'''
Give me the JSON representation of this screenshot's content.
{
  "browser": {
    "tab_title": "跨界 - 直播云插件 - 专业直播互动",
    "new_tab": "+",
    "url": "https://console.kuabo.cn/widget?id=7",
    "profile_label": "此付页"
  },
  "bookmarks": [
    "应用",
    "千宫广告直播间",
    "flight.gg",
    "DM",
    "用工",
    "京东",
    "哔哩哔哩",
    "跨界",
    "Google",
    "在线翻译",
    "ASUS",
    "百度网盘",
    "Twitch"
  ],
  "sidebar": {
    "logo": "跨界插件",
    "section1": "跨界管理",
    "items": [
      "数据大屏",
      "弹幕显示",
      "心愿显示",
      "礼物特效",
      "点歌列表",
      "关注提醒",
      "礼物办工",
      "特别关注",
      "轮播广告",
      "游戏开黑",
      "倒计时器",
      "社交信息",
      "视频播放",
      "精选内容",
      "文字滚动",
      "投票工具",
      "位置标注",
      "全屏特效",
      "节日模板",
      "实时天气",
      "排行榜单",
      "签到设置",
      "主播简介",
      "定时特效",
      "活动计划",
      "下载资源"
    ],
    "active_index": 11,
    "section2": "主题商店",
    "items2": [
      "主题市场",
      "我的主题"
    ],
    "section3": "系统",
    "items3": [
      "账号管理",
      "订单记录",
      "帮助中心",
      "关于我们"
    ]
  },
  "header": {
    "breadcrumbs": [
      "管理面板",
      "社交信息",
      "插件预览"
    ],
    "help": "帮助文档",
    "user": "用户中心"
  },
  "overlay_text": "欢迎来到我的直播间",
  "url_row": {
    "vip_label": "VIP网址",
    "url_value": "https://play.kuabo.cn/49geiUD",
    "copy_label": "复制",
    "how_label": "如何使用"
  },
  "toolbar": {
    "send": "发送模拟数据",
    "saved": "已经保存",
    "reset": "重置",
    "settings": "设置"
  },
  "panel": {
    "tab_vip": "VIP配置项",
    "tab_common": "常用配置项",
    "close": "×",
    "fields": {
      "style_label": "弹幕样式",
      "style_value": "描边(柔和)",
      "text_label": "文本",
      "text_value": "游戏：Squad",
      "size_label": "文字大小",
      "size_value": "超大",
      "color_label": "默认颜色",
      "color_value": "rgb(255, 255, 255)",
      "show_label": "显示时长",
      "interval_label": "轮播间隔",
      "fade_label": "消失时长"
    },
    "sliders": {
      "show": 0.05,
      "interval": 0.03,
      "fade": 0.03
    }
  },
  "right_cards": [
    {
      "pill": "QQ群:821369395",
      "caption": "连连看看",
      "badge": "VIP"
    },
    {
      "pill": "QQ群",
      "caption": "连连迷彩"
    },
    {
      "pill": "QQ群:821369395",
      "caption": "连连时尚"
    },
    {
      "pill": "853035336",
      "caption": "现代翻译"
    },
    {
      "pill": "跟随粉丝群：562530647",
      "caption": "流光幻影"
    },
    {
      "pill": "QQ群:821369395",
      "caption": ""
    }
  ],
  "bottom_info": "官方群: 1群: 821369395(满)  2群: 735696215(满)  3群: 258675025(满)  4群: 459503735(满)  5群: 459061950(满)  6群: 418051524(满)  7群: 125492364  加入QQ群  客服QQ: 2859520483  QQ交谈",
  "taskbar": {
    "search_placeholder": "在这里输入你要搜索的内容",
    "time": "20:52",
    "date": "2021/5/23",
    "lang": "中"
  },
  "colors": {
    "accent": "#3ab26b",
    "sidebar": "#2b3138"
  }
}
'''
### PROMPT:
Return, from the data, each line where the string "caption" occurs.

### RESULT OF THIS TASK:
      "caption": "连连看看",
      "caption": "连连迷彩"
      "caption": "连连时尚"
      "caption": "现代翻译"
      "caption": "流光幻影"
      "caption": ""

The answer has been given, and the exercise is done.